A brief history of the… Flying car

Henry Dreyfuss’s ConvAirCar.
Image credit: Getty Images
Date:1 January 2013 Tags:, ,

The dream and promise of the flying car is more than a century old. So why aren’t we all zipping around in one? We look to the past for clues. By Phil Berg

1904
Jules Verne’s Master of the World features the Terror – a boat, car, and aircraft that “dart(s) through space with a speed… superior to that of the largest birds”.

1917
The Model 11 Autoplane debuts at New York’s Pan-American Aeronautic Exposition. No record that it flew exists.

 

1921
The Tampier Roadable biplane lands at the Paris Air Salon and takes a 2-hour, 25-km/h drive in the city.

1938
Robert A Heinlein’s For Us, The Living: A Comedy of Customs includes ovoid flying vehicles with wings and helicopter rotors.

1947
Henry Dreyfuss’s ConvAirCar – a glass fibre-bodied automobile with a wing-and-propeller module attached to the roof – crashes during a test flight. The fatal wreck also kills the car’s prospects for production.

1953
Leland Bryan of Buick flies his Autoplane, which is powered by a rear propeller while driving and flying. Bryan dies in 1974 when he crashes a version of it at an air show.
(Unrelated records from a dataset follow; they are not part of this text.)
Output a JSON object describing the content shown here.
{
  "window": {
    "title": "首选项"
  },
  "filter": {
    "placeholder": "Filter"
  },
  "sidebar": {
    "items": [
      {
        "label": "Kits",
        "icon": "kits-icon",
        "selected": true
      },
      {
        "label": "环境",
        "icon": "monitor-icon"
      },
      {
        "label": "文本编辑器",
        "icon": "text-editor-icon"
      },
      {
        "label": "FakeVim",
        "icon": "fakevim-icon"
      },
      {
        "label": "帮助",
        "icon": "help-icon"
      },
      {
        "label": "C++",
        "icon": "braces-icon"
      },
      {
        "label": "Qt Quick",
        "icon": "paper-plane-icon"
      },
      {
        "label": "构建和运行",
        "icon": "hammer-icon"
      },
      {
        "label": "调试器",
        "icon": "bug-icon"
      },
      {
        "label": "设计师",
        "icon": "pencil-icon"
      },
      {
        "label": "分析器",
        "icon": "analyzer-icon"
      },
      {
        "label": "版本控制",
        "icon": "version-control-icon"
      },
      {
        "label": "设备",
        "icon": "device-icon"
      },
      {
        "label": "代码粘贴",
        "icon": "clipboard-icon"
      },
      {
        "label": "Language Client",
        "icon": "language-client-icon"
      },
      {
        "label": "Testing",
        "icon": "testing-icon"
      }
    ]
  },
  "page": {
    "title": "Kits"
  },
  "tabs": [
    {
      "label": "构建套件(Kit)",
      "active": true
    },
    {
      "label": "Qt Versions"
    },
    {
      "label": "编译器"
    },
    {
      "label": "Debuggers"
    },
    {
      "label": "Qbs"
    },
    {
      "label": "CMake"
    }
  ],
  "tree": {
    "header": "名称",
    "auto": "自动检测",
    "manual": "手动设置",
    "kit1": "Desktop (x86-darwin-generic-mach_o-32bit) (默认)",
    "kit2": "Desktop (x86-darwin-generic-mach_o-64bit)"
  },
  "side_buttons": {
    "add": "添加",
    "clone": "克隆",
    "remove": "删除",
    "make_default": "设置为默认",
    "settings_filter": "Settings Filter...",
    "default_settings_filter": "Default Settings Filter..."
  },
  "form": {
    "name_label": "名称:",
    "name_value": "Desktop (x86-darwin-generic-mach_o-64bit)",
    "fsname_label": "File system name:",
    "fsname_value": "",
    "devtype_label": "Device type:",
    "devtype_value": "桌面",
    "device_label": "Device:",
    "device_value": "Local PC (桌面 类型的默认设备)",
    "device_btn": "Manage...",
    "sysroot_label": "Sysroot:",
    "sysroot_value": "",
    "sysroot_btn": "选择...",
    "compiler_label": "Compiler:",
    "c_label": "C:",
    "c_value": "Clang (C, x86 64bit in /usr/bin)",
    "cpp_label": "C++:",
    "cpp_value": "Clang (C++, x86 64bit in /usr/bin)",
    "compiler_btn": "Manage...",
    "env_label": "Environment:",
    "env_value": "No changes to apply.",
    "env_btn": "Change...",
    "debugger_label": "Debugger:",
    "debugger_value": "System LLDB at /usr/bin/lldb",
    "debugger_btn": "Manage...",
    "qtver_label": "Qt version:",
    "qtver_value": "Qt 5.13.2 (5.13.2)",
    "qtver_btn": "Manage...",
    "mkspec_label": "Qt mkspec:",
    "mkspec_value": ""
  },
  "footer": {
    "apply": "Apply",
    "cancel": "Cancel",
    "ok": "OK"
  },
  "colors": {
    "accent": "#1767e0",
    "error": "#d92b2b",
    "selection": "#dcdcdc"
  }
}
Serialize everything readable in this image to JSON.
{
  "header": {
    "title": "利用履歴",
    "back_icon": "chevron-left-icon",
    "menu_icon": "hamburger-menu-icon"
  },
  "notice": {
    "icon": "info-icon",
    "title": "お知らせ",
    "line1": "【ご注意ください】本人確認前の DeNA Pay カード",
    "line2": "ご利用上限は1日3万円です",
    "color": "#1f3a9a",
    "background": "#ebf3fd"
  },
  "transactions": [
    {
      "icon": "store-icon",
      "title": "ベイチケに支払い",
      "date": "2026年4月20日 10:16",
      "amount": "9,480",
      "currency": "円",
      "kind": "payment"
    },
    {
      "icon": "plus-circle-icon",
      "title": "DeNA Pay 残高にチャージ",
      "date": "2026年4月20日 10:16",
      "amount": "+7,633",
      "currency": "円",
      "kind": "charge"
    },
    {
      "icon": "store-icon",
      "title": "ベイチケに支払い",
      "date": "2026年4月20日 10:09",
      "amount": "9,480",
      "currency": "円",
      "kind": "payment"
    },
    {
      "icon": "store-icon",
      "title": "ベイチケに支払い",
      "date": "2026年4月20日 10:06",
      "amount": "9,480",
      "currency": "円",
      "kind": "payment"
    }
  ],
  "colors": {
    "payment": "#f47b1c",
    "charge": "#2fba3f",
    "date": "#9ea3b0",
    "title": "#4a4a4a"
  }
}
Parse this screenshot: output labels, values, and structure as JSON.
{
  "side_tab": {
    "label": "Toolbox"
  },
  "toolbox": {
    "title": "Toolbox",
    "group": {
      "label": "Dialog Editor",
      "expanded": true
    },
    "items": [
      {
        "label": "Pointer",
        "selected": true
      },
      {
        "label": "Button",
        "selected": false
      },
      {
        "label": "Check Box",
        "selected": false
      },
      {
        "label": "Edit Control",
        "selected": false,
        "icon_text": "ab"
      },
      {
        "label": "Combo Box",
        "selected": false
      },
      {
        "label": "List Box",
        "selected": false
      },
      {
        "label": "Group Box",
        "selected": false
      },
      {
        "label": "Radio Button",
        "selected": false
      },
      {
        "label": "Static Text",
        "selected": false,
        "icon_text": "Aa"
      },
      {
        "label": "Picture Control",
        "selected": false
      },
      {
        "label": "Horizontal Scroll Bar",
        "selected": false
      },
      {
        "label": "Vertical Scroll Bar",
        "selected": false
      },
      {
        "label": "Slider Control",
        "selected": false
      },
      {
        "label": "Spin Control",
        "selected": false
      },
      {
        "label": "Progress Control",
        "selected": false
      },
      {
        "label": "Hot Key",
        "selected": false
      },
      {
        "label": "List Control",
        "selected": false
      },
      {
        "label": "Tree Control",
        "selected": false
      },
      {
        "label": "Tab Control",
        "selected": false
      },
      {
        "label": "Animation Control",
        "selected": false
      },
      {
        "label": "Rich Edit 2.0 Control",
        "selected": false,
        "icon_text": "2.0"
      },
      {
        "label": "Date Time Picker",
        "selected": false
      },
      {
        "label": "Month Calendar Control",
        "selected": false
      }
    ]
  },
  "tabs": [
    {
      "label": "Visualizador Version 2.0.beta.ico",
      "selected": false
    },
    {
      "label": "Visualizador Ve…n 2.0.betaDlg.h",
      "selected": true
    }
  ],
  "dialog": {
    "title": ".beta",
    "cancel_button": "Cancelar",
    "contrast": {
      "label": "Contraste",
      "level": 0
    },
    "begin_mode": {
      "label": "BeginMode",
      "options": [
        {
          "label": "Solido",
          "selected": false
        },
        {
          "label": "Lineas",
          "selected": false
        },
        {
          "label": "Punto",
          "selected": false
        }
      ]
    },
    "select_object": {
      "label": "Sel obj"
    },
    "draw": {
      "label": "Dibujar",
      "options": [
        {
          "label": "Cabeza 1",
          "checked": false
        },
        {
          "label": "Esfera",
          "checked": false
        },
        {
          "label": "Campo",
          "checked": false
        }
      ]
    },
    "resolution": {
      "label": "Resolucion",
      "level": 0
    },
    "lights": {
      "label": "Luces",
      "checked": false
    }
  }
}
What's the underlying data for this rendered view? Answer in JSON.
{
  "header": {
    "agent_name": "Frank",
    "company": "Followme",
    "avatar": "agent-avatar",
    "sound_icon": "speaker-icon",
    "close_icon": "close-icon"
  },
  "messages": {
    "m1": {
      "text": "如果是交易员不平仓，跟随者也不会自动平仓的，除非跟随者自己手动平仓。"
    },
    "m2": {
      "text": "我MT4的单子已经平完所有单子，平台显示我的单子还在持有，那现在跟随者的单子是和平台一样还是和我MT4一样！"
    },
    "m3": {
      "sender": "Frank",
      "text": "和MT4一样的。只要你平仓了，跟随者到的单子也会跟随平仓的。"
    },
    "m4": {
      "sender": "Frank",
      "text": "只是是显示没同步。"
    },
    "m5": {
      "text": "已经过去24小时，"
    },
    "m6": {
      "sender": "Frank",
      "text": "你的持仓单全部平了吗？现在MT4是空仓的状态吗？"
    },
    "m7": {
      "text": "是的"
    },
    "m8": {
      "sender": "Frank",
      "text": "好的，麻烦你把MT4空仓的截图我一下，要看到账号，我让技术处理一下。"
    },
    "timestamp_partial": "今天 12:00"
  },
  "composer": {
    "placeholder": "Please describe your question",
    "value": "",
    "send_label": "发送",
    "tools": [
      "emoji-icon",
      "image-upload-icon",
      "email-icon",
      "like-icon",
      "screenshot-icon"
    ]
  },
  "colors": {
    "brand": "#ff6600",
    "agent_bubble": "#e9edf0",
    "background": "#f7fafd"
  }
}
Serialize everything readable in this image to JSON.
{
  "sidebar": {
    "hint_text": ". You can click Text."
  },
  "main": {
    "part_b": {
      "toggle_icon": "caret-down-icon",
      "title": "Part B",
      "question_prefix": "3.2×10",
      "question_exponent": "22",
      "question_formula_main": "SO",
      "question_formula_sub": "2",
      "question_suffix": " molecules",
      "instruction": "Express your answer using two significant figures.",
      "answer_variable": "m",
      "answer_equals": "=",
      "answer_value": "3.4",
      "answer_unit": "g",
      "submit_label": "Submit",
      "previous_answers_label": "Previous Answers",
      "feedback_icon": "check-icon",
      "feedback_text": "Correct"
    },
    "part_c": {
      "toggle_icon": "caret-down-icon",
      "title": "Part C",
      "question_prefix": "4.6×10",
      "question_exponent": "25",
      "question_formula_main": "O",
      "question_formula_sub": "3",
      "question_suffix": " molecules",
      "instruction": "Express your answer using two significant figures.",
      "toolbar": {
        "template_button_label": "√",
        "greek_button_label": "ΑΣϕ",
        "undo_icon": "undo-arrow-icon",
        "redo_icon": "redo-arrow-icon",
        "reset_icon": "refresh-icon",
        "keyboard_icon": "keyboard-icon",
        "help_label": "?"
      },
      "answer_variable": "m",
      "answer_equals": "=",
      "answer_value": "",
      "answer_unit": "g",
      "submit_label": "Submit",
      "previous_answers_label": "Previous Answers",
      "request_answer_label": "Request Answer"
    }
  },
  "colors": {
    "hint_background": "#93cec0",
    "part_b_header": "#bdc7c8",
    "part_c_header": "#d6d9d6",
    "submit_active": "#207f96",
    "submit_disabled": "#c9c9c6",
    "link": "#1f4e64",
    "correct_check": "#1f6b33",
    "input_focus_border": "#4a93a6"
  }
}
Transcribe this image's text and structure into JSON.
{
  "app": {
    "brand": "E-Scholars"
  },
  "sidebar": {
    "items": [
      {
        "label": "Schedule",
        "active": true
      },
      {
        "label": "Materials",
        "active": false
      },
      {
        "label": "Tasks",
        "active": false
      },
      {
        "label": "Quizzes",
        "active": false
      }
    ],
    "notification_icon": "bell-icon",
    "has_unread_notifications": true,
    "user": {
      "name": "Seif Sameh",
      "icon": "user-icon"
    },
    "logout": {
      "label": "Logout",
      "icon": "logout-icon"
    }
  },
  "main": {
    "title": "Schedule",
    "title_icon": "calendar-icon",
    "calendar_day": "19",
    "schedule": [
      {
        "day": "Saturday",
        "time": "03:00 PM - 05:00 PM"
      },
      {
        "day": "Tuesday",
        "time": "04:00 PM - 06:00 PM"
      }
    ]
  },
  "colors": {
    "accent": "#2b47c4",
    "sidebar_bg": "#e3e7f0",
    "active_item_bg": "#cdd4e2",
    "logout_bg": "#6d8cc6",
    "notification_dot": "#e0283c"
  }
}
1973
Henry Smolinski mates a Ford Pinto with a Cessna Skymaster – and dies in a test-flight crash along with pilot Harold Blake.

1982
In the dystopian film Blade Runner, oppressive police patrol aloft in vehicles called Spinners.

2009
PopMech gives a Breakthrough Award to the Maverick, a flying dune buggy that delivers medicine to remote areas.

2011
The first flight of the M400X Skycar is scuttled; it’s another­ miscue by inventor Paul Moller, who has been trying to get a car airborne since the 1970s.

2012
The Terrafugia Transition “street legal” plane completes its first test flight in upstate New York.

Related material
* Video: The successful flight test of the Terrafugia Transition in June 2012